● DESCRIPTION OF THE TASK: Below are records; give the number of their lines that contain "handle", and only that number.

● MATERIAL FOR THE TASK:
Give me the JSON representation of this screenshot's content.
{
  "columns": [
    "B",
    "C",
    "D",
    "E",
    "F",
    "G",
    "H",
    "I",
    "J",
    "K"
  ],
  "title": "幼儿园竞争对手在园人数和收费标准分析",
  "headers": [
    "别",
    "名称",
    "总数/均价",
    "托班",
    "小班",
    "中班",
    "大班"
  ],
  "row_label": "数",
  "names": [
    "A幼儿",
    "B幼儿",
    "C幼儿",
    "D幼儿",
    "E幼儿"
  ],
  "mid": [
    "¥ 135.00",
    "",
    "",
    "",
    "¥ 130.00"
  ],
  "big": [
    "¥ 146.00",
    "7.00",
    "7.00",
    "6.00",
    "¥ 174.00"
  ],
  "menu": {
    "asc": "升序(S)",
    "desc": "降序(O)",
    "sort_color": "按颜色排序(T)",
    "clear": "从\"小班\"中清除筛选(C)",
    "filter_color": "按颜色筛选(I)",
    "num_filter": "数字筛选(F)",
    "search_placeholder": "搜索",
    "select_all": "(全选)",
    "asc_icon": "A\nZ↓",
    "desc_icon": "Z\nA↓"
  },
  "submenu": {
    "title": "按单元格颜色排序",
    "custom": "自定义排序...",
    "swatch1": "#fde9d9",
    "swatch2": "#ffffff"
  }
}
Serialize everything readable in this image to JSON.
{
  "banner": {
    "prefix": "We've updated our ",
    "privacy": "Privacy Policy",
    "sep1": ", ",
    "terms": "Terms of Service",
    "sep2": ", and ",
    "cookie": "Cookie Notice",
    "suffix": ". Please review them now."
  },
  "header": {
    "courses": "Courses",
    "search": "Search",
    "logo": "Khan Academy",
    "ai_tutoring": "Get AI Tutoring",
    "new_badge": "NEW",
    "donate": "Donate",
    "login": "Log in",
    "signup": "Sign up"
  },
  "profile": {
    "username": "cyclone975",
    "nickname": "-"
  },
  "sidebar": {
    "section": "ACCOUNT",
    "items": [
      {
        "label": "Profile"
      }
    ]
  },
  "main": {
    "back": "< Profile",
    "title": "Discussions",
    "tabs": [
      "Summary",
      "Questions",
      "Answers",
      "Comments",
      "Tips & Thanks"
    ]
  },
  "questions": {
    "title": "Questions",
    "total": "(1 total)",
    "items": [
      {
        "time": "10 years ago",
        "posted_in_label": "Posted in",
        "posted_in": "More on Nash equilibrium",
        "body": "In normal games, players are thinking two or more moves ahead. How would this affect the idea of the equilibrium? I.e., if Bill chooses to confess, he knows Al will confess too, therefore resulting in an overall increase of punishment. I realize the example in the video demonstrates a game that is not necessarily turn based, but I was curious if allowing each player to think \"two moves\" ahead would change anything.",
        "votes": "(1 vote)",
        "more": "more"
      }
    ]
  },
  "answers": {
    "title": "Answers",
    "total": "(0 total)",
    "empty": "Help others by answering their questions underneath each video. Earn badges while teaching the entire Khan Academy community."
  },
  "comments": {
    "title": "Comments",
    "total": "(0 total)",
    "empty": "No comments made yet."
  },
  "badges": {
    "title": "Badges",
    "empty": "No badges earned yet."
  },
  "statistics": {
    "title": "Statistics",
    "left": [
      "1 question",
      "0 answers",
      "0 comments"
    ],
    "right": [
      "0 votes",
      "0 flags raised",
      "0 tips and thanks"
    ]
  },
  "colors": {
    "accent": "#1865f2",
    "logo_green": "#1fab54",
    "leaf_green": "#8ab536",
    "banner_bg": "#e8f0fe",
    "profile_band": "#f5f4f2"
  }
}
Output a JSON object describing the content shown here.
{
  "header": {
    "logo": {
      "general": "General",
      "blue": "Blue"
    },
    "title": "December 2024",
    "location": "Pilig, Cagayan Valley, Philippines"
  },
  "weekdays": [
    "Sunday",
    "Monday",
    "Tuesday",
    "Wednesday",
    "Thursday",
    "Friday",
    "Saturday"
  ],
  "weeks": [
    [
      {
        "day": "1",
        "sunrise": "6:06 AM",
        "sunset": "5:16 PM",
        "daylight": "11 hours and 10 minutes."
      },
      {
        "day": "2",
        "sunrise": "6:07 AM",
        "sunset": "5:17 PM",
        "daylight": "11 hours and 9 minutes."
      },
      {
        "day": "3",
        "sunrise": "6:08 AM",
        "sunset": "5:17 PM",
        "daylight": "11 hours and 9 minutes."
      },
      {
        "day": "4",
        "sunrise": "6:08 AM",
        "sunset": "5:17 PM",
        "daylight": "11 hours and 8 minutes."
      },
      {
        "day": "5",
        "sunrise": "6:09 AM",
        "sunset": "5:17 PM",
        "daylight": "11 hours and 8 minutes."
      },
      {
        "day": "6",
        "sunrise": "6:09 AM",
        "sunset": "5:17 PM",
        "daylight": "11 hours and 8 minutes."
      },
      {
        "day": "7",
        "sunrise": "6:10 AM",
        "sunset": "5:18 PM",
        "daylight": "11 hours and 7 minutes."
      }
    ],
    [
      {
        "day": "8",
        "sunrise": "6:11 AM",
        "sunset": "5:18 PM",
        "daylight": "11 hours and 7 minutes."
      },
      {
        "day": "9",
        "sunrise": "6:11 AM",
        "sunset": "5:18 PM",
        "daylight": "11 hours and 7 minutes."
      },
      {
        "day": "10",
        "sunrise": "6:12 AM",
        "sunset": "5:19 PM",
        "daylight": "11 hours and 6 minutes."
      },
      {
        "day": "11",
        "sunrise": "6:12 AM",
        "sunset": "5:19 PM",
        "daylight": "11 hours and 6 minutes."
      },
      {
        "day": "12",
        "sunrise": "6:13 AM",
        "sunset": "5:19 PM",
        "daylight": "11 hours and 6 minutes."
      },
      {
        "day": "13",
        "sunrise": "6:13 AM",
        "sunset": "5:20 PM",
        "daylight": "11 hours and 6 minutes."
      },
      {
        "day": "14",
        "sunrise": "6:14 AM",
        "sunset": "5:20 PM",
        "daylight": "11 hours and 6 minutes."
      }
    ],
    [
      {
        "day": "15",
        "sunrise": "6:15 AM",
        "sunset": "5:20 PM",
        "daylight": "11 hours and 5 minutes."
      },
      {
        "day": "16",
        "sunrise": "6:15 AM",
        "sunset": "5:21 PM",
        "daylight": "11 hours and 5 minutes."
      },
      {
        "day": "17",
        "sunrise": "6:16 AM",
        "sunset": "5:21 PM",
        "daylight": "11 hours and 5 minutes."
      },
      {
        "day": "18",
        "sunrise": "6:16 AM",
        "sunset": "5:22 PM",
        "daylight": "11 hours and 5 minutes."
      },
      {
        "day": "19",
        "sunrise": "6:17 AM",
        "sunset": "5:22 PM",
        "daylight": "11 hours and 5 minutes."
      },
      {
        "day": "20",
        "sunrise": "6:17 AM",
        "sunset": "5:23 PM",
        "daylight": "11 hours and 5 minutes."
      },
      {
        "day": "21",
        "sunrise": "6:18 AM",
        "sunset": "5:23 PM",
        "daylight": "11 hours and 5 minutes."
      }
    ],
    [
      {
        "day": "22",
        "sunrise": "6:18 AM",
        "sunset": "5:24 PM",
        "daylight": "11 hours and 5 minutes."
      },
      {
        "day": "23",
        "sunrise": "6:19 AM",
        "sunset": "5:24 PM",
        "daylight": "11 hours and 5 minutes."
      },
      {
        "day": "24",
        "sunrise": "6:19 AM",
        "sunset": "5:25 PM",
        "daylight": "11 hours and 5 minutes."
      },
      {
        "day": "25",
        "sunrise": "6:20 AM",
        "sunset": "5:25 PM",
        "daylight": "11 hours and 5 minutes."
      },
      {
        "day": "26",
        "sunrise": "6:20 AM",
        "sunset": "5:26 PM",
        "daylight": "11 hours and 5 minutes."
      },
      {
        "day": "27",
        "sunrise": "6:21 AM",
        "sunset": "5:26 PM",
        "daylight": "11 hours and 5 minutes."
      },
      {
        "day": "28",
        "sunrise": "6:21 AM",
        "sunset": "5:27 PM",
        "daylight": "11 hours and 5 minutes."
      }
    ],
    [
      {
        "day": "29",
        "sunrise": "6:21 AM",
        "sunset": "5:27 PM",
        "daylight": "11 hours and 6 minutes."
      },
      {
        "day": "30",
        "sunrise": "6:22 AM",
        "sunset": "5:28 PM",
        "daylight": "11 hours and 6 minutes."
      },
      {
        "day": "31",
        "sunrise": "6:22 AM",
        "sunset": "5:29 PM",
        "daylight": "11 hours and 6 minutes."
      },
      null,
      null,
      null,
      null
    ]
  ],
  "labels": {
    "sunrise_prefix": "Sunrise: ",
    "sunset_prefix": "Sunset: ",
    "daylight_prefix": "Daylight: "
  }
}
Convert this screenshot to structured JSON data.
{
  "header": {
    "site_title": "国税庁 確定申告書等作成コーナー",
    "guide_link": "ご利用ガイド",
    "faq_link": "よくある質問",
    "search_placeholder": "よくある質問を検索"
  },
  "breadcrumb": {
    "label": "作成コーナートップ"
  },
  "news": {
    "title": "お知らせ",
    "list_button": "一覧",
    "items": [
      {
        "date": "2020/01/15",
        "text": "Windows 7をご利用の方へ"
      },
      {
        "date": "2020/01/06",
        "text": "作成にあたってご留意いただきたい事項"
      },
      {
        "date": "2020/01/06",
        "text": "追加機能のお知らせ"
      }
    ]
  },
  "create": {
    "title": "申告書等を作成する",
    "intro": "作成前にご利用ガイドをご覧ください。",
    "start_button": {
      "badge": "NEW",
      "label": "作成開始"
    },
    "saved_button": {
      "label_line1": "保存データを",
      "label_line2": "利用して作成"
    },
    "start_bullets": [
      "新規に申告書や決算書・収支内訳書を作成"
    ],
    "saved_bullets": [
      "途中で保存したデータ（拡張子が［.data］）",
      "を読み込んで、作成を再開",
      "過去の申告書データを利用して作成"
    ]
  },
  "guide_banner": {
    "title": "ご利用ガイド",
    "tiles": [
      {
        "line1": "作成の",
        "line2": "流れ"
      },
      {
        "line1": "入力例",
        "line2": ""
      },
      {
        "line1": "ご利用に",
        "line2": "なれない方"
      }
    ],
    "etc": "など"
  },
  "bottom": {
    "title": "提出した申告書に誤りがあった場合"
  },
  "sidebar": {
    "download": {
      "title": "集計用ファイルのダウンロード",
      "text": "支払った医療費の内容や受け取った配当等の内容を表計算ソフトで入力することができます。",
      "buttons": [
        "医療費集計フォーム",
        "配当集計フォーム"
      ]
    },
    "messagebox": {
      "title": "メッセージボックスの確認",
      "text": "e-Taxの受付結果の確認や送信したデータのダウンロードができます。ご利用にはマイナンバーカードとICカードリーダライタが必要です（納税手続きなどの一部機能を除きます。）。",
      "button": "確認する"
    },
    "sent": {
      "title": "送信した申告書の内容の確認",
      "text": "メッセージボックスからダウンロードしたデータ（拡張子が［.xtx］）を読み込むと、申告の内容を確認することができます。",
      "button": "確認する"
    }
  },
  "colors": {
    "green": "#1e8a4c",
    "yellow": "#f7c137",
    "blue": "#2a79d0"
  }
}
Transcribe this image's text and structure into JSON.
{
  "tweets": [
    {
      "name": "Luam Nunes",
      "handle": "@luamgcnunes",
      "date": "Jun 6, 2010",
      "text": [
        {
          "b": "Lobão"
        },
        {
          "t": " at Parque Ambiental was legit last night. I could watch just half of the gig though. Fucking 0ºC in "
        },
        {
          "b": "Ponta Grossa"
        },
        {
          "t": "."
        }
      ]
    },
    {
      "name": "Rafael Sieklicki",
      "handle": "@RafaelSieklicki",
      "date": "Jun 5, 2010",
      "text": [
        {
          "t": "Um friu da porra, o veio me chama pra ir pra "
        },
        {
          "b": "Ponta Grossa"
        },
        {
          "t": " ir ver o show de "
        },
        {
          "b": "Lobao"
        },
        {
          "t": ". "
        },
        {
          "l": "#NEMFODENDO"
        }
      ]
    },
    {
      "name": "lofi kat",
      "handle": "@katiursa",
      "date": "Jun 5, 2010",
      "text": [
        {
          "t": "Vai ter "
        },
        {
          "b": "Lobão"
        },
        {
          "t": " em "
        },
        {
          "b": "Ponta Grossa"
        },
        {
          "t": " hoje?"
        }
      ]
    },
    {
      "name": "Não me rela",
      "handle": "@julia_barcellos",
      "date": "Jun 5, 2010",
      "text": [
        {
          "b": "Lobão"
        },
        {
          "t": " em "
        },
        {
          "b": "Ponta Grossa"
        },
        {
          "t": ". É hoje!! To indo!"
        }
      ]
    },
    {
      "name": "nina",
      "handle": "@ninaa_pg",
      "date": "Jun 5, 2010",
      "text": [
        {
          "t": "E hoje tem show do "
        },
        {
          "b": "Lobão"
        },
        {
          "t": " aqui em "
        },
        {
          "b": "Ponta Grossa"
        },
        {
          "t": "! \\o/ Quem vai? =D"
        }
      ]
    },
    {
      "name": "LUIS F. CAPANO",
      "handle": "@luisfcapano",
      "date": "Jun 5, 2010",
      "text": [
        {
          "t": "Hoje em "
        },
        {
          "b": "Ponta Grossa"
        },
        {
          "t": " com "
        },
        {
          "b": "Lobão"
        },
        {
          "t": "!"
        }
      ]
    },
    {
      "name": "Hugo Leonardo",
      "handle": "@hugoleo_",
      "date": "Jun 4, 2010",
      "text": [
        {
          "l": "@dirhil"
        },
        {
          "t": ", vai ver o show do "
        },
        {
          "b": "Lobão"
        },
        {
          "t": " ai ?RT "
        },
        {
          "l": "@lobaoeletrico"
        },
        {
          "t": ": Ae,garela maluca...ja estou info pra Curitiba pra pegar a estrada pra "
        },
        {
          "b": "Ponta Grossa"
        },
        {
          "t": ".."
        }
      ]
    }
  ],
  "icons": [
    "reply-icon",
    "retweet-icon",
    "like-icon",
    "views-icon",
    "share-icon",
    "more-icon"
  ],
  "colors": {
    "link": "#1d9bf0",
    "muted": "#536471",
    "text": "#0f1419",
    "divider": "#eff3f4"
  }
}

● YOUR RESPONSE: 7